To say that Jason Serious’ solo debut is accomplished would be to sell it short. Not only is it full of incredibly memorable original songs, but its evocation of American musical vernacular is all the more extraordinary for his ex-pat status and the talented band of Europeans with which he recorded. To write and record something so immersed in American folk, country and early jazz while living in the states would be difficult enough, but to do so in Munich is nearly unimaginable. If this was a homesick love letter trying to bridge the distance, its rootedness would be more easily explained, but these are songs from a rural Marylander whose roots seem unaffected by the change in firmament, and whose sentiments seem to have nourished his talented, widely-listened band mates.
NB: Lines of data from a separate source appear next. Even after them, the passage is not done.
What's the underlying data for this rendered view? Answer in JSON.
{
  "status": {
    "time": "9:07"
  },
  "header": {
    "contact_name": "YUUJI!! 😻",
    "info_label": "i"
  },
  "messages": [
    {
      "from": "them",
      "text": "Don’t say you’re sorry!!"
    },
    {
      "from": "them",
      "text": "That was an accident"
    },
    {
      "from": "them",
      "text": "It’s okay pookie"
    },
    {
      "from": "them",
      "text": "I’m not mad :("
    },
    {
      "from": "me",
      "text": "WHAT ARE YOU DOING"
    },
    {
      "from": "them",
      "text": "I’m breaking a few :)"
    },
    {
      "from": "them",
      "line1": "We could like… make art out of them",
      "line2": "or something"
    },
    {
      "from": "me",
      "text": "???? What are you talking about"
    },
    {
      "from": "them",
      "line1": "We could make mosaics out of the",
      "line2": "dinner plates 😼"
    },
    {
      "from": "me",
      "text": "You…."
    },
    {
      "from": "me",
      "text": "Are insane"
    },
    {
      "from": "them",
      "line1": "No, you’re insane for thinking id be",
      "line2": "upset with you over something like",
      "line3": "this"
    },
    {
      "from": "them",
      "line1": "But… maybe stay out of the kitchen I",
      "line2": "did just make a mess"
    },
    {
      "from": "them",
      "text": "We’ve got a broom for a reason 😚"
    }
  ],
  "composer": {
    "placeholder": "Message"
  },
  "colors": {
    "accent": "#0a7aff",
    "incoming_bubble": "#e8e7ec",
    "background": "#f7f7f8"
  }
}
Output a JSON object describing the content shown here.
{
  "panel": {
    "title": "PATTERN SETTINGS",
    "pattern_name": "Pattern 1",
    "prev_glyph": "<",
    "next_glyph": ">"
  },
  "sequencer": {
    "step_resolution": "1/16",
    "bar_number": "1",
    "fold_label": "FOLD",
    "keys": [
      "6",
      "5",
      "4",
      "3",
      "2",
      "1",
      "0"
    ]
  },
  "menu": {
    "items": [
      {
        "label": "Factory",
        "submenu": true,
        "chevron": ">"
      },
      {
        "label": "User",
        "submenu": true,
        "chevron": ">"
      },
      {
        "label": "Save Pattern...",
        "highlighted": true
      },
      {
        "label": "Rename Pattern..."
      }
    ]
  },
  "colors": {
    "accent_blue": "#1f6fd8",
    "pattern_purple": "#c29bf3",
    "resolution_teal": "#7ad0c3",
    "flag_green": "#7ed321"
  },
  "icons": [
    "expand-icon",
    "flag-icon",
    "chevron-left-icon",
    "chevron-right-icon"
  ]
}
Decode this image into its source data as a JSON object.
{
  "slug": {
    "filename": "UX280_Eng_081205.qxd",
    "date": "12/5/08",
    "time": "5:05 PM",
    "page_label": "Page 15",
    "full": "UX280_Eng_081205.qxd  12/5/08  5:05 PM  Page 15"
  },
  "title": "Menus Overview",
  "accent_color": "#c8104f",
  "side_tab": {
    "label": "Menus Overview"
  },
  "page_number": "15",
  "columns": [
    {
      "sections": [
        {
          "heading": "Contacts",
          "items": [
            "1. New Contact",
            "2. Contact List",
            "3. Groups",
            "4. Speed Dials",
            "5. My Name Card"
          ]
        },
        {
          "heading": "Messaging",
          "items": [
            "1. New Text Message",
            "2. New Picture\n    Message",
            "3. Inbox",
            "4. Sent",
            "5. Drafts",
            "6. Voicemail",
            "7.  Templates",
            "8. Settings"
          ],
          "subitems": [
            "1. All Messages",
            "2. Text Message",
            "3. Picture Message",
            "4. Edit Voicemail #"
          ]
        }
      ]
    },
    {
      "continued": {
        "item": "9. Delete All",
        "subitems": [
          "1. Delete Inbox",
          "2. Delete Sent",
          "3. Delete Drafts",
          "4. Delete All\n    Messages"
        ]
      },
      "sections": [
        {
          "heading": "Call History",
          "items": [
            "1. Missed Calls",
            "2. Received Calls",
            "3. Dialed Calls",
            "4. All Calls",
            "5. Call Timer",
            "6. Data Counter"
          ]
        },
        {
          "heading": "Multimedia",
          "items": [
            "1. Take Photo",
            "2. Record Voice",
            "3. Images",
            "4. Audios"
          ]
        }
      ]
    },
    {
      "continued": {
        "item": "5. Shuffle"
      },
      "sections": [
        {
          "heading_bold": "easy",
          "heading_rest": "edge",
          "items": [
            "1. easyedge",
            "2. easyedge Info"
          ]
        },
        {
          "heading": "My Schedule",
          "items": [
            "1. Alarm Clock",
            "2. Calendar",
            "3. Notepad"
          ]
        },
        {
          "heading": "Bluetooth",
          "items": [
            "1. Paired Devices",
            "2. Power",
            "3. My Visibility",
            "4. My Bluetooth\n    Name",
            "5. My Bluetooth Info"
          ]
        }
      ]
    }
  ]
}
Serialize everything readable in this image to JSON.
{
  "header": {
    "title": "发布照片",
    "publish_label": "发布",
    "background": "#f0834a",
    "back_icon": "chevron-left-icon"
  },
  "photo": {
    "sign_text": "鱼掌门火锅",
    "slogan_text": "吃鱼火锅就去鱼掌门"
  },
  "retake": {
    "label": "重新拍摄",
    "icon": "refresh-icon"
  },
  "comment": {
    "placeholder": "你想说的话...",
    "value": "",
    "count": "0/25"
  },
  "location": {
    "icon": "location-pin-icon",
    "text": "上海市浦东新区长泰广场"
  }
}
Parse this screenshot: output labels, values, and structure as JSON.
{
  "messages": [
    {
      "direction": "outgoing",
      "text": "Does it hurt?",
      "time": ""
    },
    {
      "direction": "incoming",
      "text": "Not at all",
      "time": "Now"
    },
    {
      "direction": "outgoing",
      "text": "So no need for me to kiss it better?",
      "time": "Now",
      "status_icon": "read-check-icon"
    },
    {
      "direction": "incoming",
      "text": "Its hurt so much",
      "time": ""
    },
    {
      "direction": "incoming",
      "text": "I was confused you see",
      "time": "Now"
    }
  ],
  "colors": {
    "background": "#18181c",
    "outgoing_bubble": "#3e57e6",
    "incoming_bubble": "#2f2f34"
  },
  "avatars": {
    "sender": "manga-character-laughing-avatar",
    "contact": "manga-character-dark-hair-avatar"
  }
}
The brassy shuffle “Met Jack Kerouac” and drunken melody of “Buckets of Gin” recall the goodtime music of the Lovin’ Spoonful, and the steel-lined “ESB” mixes hand-clapping upbeat country-folk, colorful imagery and a chorus (“everybody’s somebody’s beautiful”) that would make Mr. Rogers smile. Serious is a surprisingly polished artist, given that much of his woodshedding took place on the couch; it’s only in the past few years that he began sharing his solo work with others, and only in the past year that he began recording. The sessions themselves choreographed a dozen local musicians, adding deft splashes of banjo, violin, mandolin, steel, horns and harmony vocals across the nine tracks. Ausgezeichnet!